§ Problem
Check the records below line by line, and report how many lines include the string "pixiv". No other words are needed.

The data section start

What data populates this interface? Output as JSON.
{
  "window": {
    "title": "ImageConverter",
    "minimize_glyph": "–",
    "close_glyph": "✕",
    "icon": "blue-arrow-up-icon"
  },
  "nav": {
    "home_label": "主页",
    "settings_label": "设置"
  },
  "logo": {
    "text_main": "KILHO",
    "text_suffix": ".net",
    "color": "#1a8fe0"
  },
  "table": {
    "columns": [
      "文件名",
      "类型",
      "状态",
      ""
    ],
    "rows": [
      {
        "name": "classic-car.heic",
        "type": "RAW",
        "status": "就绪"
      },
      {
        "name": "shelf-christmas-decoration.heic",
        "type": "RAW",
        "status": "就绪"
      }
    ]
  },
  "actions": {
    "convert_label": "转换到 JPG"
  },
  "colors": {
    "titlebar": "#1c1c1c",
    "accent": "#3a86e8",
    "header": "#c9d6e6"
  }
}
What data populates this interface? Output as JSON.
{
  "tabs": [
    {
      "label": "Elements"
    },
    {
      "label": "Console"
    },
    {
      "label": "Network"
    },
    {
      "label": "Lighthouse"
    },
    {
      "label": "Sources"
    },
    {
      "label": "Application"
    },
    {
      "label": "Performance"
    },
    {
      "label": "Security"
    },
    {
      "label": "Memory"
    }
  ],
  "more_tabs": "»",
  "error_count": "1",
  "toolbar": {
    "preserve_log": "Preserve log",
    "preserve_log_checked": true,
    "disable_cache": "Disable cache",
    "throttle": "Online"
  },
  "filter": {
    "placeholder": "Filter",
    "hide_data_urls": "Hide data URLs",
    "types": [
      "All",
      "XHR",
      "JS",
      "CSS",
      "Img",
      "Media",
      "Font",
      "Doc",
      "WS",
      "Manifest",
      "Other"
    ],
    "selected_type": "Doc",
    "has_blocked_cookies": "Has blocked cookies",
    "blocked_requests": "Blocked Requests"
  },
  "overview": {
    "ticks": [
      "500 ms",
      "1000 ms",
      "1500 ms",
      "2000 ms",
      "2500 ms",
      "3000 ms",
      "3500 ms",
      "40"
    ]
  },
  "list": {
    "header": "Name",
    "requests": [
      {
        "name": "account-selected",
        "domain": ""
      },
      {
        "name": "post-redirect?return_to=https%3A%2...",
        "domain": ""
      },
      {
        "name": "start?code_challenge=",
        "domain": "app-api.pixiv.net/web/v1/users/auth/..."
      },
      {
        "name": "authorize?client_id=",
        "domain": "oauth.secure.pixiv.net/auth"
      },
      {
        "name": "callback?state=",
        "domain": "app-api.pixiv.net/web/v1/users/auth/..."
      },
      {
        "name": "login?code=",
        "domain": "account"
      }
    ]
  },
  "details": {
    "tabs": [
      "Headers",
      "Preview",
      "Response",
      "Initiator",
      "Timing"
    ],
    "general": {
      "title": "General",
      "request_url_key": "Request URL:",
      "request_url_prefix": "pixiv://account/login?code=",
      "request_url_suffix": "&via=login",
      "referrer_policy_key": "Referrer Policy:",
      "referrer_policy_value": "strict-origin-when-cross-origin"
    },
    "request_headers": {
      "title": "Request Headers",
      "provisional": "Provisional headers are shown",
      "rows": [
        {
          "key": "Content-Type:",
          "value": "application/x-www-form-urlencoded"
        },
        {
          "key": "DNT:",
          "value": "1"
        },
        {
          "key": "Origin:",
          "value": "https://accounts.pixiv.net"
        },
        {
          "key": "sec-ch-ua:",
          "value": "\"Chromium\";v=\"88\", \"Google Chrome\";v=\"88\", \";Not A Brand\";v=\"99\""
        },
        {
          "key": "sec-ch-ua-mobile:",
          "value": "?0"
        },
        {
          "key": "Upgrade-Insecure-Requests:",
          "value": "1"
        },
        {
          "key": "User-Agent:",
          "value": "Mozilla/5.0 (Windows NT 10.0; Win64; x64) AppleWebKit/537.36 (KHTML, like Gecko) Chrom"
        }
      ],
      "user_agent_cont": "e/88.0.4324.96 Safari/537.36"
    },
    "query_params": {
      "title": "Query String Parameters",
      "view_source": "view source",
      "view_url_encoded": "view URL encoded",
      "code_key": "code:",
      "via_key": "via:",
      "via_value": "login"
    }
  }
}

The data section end

§ Answer section
5